We moved in to our current house about three years ago and I think we brought in more than forty moving boxes full of books. This was all the books that I collected over many years. Many were books that I knew I would never get around to reading and they were taking up a lot of space in the garage that we could use for other purposes.
When thinking about how to approach getting rid of excess books, I thought one way to do it was to have a “budget” for the amount of books we will keep in the house. Since we had a couple of big bookcases in the bonus room I thought that a good idea would be to have that be the amount of space in the house we could allocate to store physical books. Then, I would go through all the books and only keep an amount of books that could fit on the bookshelf. If the shelf was full and I found another book I wanted to keep I would have to make a decision: which book(s) on the shelves would I get rid of to make room for the new book I wanted to keep. In the future, every new book I wanted to buy would be subject to that same decision making process. I’m now closing in on the end of going through the boxes of books. There’s about three more boxes to go through and the shelf is now full.
This process has helped a lot in accomplishing my goal.
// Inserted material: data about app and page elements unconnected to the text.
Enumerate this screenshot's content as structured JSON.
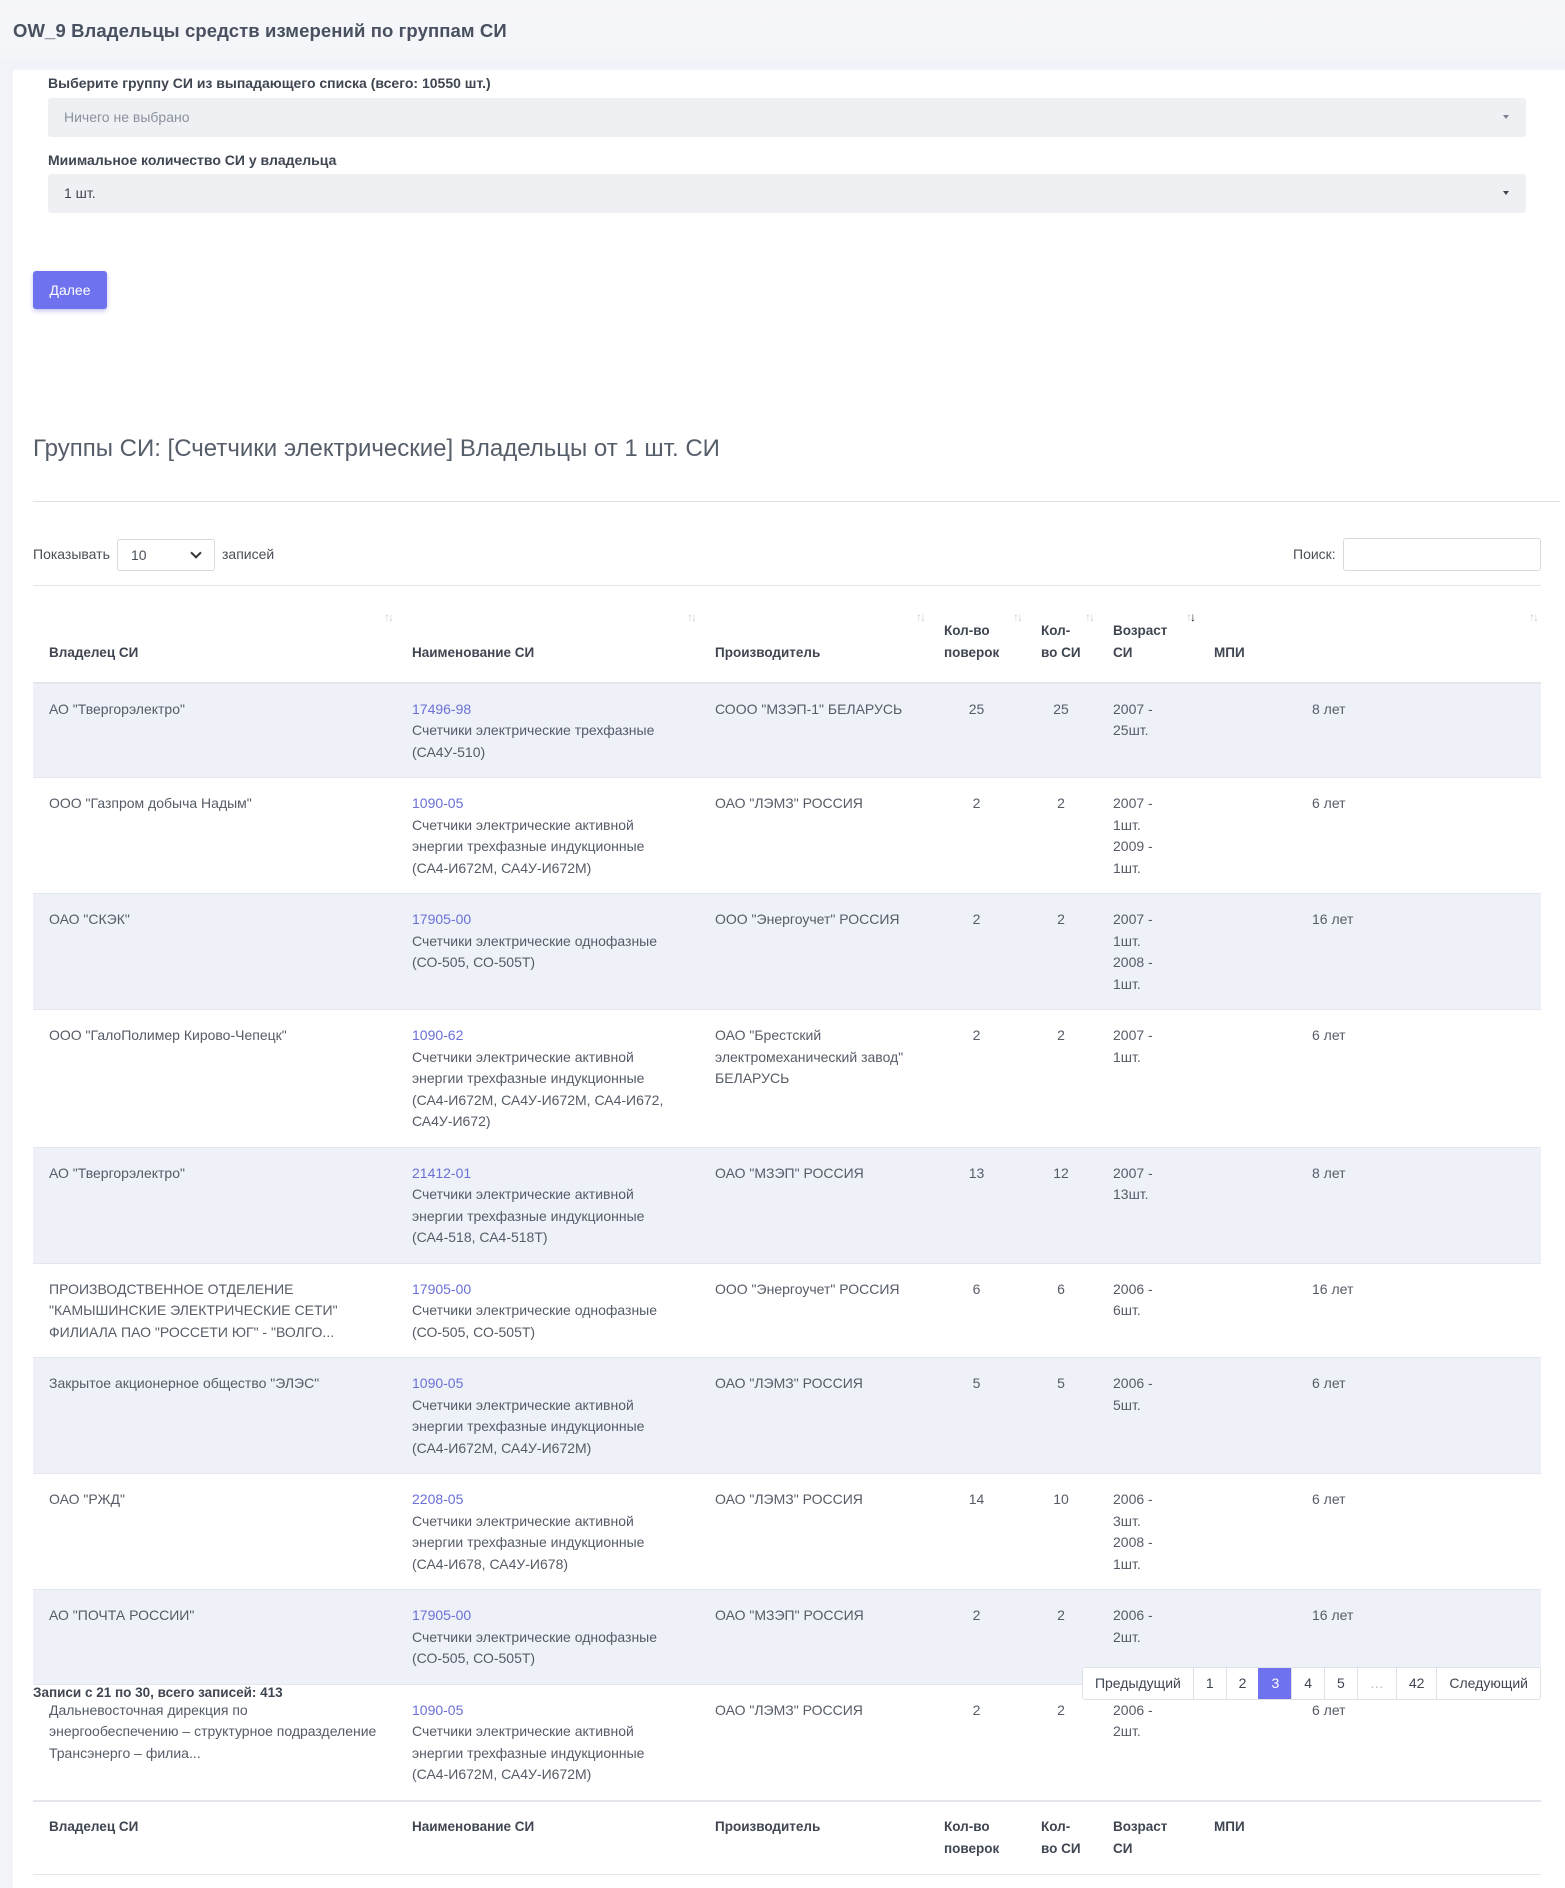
{
  "page": {
    "title": "OW_9 Владельцы средств измерений по группам СИ"
  },
  "form": {
    "group_label": "Выберите группу СИ из выпадающего списка (всего: 10550 шт.)",
    "group_value": "Ничего не выбрано",
    "min_label": "Миимальное количество СИ у владельца",
    "min_value": "1 шт.",
    "next_button": "Далее"
  },
  "section": {
    "title": "Группы СИ: [Счетчики электрические] Владельцы от 1 шт. СИ"
  },
  "length": {
    "prefix": "Показывать",
    "value": "10",
    "suffix": "записей"
  },
  "search": {
    "label": "Поиск:"
  },
  "table": {
    "headers": {
      "owner": "Владелец СИ",
      "name": "Наименование СИ",
      "maker": "Производитель",
      "verifications": "Кол-во поверок",
      "count": "Кол-во СИ",
      "age": "Возраст СИ",
      "mpi": "МПИ"
    },
    "rows": [
      {
        "owner": "АО \"Твергорэлектро\"",
        "code": "17496-98",
        "name": "Счетчики электрические трехфазные (СА4У-510)",
        "maker": "СООО \"МЗЭП-1\" БЕЛАРУСЬ",
        "verifications": "25",
        "count": "25",
        "age": [
          "2007 - 25шт."
        ],
        "mpi": "8 лет"
      },
      {
        "owner": "ООО \"Газпром добыча Надым\"",
        "code": "1090-05",
        "name": "Счетчики электрические активной энергии трехфазные индукционные (СА4-И672М, СА4У-И672М)",
        "maker": "ОАО \"ЛЭМЗ\" РОССИЯ",
        "verifications": "2",
        "count": "2",
        "age": [
          "2007 - 1шт.",
          "2009 - 1шт."
        ],
        "mpi": "6 лет"
      },
      {
        "owner": "ОАО \"СКЭК\"",
        "code": "17905-00",
        "name": "Счетчики электрические однофазные (СО-505, СО-505Т)",
        "maker": "ООО \"Энергоучет\" РОССИЯ",
        "verifications": "2",
        "count": "2",
        "age": [
          "2007 - 1шт.",
          "2008 - 1шт."
        ],
        "mpi": "16 лет"
      },
      {
        "owner": "ООО \"ГалоПолимер Кирово-Чепецк\"",
        "code": "1090-62",
        "name": "Счетчики электрические активной энергии трехфазные индукционные (СА4-И672М, СА4У-И672М, СА4-И672, СА4У-И672)",
        "maker": "ОАО \"Брестский электромеханический завод\" БЕЛАРУСЬ",
        "verifications": "2",
        "count": "2",
        "age": [
          "2007 - 1шт."
        ],
        "mpi": "6 лет"
      },
      {
        "owner": "АО \"Твергорэлектро\"",
        "code": "21412-01",
        "name": "Счетчики электрические активной энергии трехфазные индукционные (СА4-518, СА4-518Т)",
        "maker": "ОАО \"МЗЭП\" РОССИЯ",
        "verifications": "13",
        "count": "12",
        "age": [
          "2007 - 13шт."
        ],
        "mpi": "8 лет"
      },
      {
        "owner": "ПРОИЗВОДСТВЕННОЕ ОТДЕЛЕНИЕ \"КАМЫШИНСКИЕ ЭЛЕКТРИЧЕСКИЕ СЕТИ\" ФИЛИАЛА ПАО \"РОССЕТИ ЮГ\" - \"ВОЛГО...",
        "code": "17905-00",
        "name": "Счетчики электрические однофазные (СО-505, СО-505Т)",
        "maker": "ООО \"Энергоучет\" РОССИЯ",
        "verifications": "6",
        "count": "6",
        "age": [
          "2006 - 6шт."
        ],
        "mpi": "16 лет"
      },
      {
        "owner": "Закрытое акционерное общество \"ЭЛЭС\"",
        "code": "1090-05",
        "name": "Счетчики электрические активной энергии трехфазные индукционные (СА4-И672М, СА4У-И672М)",
        "maker": "ОАО \"ЛЭМЗ\" РОССИЯ",
        "verifications": "5",
        "count": "5",
        "age": [
          "2006 - 5шт."
        ],
        "mpi": "6 лет"
      },
      {
        "owner": "ОАО \"РЖД\"",
        "code": "2208-05",
        "name": "Счетчики электрические активной энергии трехфазные индукционные (СА4-И678, СА4У-И678)",
        "maker": "ОАО \"ЛЭМЗ\" РОССИЯ",
        "verifications": "14",
        "count": "10",
        "age": [
          "2006 - 3шт.",
          "2008 - 1шт."
        ],
        "mpi": "6 лет"
      },
      {
        "owner": "АО \"ПОЧТА РОССИИ\"",
        "code": "17905-00",
        "name": "Счетчики электрические однофазные (СО-505, СО-505Т)",
        "maker": "ОАО \"МЗЭП\" РОССИЯ",
        "verifications": "2",
        "count": "2",
        "age": [
          "2006 - 2шт."
        ],
        "mpi": "16 лет"
      },
      {
        "owner": "Дальневосточная дирекция по энергообеспечению – структурное подразделение Трансэнерго – филиа...",
        "code": "1090-05",
        "name": "Счетчики электрические активной энергии трехфазные индукционные (СА4-И672М, СА4У-И672М)",
        "maker": "ОАО \"ЛЭМЗ\" РОССИЯ",
        "verifications": "2",
        "count": "2",
        "age": [
          "2006 - 2шт."
        ],
        "mpi": "6 лет"
      }
    ]
  },
  "info": "Записи с 21 по 30, всего записей: 413",
  "pagination": {
    "prev": "Предыдущий",
    "pages": [
      "1",
      "2",
      "3",
      "4",
      "5",
      "…",
      "42"
    ],
    "active": "3",
    "next": "Следующий"
  }
}
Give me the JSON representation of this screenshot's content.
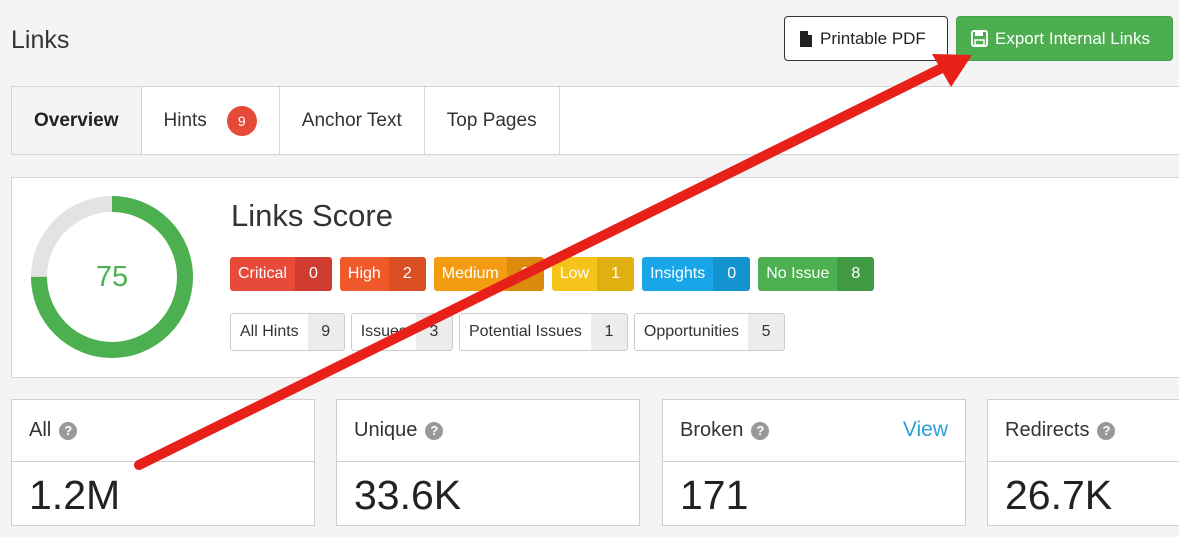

In some ways, I feel a weight lifted off of me with much fewer books but another benefit is that I think I have a sustainable method of preventing “book buildup” in the future. Another benefit is the process is a method of keeping an awareness of the consequences of some of what would in the past be “impulse buys.”
Thinking about this example it seems to me that it could be useful in a number of areas of work and life. Music and movies are a natural extension. A less direct analog that could apply at work is automated tests. In my time as a tester I’ve run into many people who are loathe to retire tests*. They keep them around even though they don’t really know what they are testing anymore. What if we applied this approach to automated tests? Set a budget for the amount of time a test suite could run in and, if you add tests to the suite that cause the suite to exceed the budget, you have a decision to make about which tests to keep and which to retire. Aside from the benefit of keeping the runtime of test suites under control, it would also incur other benefits:
- Cause prioritization of tests to make sure the ones we run are the most valuable
- Cause re-evaluation of tests to consider their continued relevance
- Cause consideration of ways to make tests more efficient in the dimension of the budget (here, time)
There are likely others.
Based on my past experience, this idea would make a number of people uncomfortable. I think that it is something that should be considered and tried. It’s been a benefit to me in accomplishing my new years resolution.
* For those in the audience that bristle at the idea of calling automated tests “tests,” please substitute the word “checks.”